▶ [What you should do] What you return must be every line below that includes the word "resources".

▶ [Excerpted data]
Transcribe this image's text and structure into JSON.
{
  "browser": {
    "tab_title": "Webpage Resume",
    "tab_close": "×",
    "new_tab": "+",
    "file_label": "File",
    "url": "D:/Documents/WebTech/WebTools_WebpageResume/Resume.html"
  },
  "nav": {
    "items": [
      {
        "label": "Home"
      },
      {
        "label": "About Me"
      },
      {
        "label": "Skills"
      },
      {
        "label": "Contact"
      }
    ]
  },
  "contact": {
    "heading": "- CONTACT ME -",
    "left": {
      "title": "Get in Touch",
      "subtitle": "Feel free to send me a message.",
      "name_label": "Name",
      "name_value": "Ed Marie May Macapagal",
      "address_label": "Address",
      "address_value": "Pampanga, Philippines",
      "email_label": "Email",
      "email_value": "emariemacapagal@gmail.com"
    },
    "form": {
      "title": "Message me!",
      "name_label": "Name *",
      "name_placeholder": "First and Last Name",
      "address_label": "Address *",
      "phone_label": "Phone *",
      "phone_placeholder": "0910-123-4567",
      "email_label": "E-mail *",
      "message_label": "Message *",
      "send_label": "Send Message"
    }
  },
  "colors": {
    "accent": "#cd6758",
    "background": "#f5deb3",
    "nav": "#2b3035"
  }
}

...

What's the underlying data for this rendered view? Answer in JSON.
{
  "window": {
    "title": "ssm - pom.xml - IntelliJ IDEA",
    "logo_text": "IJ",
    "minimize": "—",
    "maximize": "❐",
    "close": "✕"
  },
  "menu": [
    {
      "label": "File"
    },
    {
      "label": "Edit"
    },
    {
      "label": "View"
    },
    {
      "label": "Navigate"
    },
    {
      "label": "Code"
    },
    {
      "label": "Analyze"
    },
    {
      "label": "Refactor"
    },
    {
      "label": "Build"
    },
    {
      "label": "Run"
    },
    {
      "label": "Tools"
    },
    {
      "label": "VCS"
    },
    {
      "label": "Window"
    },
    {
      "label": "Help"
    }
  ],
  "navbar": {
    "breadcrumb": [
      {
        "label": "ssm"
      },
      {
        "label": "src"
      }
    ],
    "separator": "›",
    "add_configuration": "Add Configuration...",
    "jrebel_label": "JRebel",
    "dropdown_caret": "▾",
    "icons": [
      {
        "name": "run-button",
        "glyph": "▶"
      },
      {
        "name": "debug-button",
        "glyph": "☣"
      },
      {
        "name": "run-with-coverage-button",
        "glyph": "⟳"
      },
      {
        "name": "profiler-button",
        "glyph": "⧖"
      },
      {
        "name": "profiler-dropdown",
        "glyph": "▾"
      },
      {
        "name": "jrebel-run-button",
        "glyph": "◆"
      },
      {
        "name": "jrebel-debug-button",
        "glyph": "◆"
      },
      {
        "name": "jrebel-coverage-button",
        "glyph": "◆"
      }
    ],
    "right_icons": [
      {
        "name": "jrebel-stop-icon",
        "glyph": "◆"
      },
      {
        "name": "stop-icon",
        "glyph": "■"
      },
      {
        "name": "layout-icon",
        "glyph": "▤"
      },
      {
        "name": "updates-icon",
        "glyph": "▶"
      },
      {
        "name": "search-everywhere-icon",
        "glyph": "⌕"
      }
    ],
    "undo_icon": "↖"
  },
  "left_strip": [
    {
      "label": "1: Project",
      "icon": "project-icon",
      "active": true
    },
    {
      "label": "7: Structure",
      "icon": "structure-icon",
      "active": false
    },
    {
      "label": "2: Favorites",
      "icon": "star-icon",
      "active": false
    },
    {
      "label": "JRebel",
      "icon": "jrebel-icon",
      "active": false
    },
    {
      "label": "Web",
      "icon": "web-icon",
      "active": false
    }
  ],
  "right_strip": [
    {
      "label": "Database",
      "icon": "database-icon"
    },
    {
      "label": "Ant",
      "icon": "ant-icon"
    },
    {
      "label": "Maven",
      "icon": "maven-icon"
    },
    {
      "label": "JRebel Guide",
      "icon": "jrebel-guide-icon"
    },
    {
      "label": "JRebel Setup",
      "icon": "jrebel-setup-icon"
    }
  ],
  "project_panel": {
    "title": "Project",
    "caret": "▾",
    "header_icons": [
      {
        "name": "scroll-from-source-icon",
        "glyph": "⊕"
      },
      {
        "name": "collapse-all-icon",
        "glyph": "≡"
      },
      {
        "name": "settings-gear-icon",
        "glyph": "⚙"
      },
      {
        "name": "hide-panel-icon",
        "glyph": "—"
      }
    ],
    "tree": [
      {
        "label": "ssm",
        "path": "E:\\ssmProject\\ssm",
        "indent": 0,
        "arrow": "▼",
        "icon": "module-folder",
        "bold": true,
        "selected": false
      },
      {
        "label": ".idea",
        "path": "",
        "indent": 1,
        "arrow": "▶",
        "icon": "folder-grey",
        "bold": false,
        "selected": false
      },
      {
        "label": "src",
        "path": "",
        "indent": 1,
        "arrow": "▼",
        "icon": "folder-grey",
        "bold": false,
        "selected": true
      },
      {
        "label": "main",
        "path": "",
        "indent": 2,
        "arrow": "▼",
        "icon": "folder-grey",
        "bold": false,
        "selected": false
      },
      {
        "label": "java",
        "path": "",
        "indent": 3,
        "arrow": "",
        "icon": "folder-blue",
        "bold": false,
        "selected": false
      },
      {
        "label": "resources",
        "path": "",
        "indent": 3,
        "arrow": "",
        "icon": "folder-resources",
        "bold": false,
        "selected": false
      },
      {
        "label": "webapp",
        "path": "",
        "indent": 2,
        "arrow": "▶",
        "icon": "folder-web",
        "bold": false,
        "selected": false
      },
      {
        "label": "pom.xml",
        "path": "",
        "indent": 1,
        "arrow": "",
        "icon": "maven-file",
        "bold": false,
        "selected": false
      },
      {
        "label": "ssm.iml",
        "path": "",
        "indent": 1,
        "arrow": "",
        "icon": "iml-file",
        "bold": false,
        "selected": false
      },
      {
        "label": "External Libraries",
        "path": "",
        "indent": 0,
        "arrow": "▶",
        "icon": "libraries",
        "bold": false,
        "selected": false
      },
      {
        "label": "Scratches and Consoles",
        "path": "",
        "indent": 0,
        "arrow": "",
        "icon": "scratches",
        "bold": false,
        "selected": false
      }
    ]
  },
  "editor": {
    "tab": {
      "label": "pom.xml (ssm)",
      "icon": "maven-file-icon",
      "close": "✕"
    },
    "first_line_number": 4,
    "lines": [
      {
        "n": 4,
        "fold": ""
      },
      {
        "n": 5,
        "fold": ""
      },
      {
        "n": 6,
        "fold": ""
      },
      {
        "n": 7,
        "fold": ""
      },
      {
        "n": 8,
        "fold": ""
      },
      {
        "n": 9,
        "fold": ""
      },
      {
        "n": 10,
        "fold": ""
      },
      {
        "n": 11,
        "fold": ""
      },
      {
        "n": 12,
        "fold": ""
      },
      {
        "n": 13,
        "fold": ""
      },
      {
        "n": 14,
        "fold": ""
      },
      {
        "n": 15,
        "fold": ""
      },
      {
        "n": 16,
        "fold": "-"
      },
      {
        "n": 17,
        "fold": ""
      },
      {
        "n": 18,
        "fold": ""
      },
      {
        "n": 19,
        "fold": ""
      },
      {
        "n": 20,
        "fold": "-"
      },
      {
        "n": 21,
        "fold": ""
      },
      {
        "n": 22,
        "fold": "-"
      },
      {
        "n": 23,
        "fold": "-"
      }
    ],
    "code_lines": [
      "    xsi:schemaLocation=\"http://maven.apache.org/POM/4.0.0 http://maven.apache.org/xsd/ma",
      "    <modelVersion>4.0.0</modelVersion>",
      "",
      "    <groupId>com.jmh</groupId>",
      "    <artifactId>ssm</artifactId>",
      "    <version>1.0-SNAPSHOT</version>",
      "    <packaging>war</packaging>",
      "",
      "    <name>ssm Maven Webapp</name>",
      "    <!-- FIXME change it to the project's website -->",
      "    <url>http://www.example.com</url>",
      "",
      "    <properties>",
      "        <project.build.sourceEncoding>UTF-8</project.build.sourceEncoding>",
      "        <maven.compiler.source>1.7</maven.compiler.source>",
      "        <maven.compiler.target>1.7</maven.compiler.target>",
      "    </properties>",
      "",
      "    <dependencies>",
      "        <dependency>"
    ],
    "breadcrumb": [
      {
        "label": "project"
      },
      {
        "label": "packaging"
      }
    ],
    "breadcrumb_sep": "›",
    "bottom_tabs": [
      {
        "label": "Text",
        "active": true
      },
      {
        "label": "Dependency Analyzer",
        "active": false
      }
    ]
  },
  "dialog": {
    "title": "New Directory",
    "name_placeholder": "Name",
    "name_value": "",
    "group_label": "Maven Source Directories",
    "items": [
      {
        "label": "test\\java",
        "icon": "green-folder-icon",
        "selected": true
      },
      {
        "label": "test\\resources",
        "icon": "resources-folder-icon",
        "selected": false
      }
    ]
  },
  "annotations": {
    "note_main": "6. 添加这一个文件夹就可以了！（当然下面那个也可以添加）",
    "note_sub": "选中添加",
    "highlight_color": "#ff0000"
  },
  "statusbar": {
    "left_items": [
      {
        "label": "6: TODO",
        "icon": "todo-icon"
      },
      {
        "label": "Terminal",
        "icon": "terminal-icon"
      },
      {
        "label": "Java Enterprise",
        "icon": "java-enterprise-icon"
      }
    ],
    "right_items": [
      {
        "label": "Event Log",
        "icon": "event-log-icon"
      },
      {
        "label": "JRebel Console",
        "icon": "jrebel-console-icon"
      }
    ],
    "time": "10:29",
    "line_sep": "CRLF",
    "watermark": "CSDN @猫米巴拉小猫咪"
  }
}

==

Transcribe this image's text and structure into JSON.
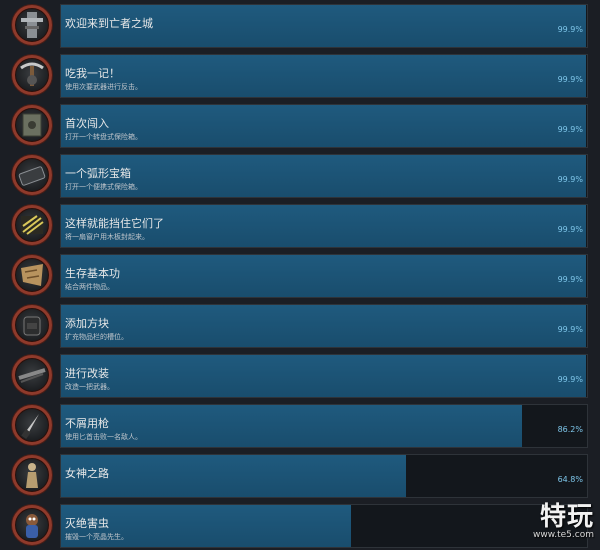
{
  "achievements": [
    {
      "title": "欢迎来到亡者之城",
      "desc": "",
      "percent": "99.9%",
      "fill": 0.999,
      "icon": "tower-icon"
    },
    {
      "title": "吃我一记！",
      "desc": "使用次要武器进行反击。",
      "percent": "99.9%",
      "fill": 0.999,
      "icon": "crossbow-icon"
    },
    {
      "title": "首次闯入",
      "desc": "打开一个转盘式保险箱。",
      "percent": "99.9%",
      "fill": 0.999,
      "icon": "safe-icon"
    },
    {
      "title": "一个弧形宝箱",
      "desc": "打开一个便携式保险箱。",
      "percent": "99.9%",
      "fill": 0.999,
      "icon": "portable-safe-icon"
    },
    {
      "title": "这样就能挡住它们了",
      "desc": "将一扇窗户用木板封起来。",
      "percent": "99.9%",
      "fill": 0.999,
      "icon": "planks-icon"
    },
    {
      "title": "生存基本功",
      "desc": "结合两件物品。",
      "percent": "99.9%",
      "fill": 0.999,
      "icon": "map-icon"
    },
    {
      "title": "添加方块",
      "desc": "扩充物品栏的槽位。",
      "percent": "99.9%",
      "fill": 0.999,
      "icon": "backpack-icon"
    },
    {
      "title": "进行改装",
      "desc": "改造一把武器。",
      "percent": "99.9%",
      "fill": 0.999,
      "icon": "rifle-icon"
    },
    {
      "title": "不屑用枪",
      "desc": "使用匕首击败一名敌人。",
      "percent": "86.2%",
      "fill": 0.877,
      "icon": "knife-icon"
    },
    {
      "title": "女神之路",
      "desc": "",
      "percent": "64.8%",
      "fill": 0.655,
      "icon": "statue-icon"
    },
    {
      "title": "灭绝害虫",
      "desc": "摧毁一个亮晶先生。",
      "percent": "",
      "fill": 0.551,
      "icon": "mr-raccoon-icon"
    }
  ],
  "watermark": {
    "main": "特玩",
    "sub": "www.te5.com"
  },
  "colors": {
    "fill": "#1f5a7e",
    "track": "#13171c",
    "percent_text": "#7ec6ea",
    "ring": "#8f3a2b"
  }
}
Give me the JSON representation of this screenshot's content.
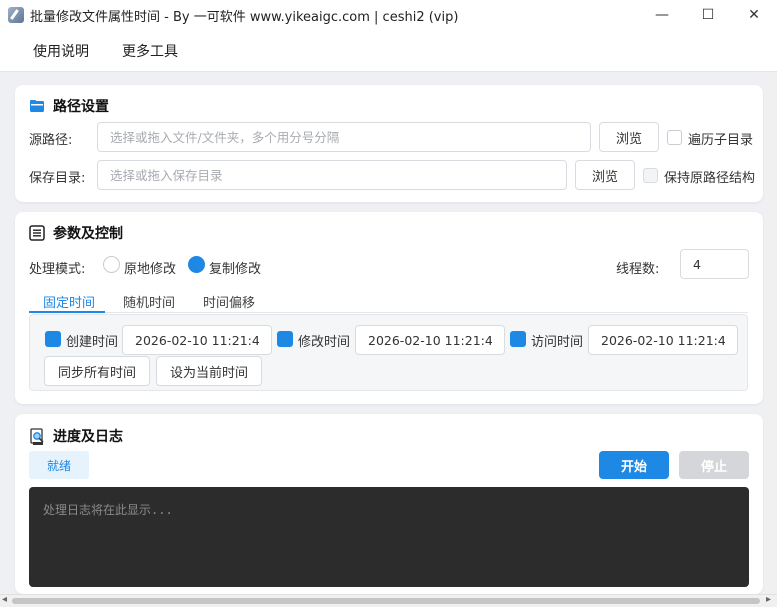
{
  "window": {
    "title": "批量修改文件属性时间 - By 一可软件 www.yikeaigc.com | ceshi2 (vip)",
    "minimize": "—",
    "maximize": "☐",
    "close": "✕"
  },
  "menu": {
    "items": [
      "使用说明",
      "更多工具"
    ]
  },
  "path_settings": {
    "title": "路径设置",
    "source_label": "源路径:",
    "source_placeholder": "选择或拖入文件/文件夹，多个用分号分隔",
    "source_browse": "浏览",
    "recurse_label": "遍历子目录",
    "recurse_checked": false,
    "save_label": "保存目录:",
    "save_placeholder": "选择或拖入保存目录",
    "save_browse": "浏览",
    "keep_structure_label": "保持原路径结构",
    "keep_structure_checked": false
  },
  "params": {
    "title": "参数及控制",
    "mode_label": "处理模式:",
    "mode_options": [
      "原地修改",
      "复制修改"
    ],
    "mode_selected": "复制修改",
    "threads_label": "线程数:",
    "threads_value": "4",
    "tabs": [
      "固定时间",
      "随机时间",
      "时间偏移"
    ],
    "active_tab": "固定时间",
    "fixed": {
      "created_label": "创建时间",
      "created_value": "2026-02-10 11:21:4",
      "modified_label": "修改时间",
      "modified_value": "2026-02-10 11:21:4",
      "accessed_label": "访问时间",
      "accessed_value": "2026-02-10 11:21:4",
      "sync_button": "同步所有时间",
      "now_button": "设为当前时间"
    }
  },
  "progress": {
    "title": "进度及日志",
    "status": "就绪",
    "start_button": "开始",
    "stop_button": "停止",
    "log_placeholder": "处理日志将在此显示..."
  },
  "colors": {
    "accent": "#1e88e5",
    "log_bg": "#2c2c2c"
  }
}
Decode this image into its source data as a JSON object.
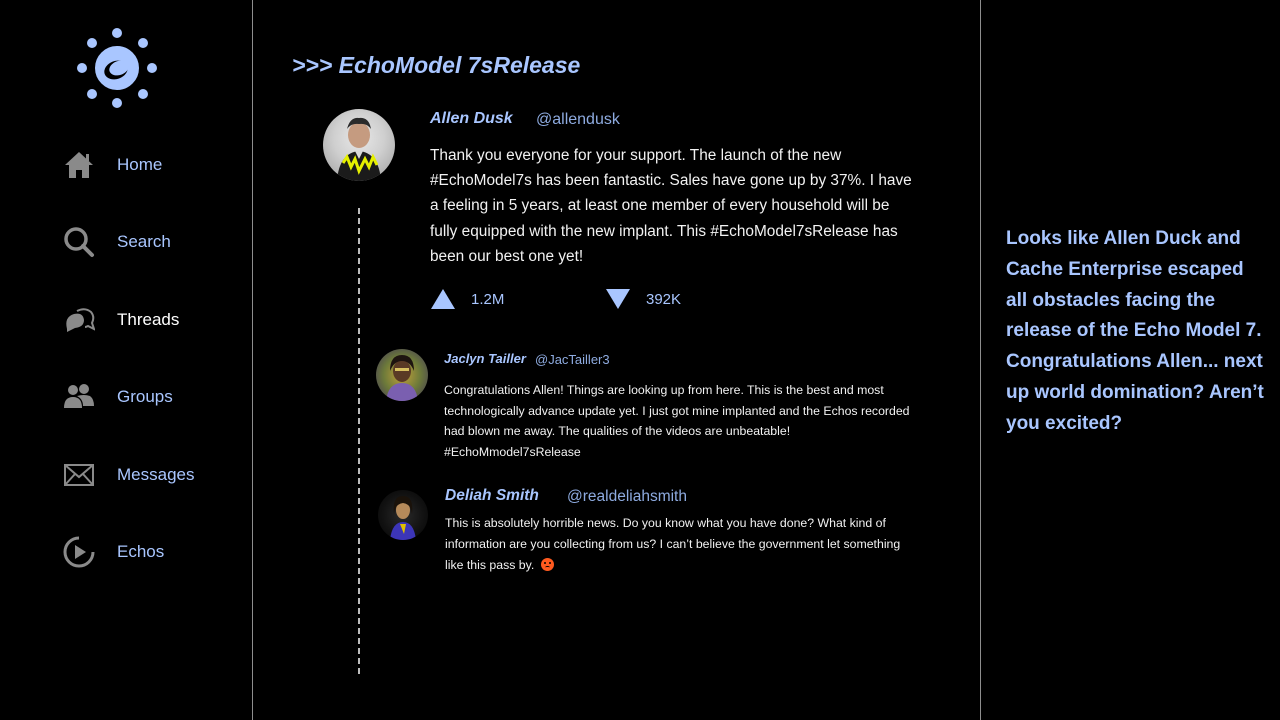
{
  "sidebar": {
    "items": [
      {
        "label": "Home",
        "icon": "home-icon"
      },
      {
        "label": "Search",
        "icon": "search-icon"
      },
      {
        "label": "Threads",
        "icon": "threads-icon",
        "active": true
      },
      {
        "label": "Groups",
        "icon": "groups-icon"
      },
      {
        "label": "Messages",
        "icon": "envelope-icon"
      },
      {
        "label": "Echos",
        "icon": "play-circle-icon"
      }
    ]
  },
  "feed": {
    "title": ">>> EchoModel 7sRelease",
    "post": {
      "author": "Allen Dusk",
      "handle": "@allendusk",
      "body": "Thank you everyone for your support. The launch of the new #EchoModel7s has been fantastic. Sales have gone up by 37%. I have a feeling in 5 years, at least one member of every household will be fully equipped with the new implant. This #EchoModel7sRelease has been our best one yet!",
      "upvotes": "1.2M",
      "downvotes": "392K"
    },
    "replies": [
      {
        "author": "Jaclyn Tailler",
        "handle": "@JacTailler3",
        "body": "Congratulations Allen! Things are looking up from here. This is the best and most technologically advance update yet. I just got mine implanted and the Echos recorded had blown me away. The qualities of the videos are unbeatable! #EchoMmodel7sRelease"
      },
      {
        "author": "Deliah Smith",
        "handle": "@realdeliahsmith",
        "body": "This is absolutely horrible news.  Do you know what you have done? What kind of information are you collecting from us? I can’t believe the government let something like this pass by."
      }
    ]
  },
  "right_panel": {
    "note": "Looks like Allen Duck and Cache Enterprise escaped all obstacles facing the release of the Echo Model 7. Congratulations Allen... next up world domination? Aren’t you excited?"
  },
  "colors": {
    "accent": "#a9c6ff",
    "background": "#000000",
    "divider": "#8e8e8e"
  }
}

▶ [Written solution]
        "label": "resources",
        "icon": "folder-resources",
        "label": "test\\resources",
        "icon": "resources-folder-icon",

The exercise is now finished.